• [Goal of the exercise]:
If a line in the listing below has the string "next", copy it out.

• [Data provided]:
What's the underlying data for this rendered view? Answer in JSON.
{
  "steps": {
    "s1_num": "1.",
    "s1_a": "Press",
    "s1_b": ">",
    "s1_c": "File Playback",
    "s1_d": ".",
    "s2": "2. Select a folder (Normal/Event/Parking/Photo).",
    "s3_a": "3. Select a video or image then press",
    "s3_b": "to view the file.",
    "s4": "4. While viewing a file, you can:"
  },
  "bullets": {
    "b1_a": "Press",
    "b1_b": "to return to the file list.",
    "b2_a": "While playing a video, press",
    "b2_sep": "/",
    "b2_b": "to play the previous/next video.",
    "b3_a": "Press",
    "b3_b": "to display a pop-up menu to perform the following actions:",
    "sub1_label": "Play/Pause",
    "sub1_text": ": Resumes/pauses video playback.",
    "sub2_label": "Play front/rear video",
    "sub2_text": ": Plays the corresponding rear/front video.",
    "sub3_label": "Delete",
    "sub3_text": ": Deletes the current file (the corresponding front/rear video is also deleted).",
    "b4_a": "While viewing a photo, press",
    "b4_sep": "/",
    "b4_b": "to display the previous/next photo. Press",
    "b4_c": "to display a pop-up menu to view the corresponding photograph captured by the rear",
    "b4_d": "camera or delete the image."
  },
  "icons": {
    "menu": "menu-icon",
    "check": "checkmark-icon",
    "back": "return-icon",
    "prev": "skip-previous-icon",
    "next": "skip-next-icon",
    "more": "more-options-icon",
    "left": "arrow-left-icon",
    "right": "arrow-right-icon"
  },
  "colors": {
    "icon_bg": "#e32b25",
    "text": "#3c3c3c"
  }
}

• [Reply]:
    "b2_b": "to play the previous/next video.",
    "b4_b": "to display the previous/next photo. Press",
    "next": "skip-next-icon",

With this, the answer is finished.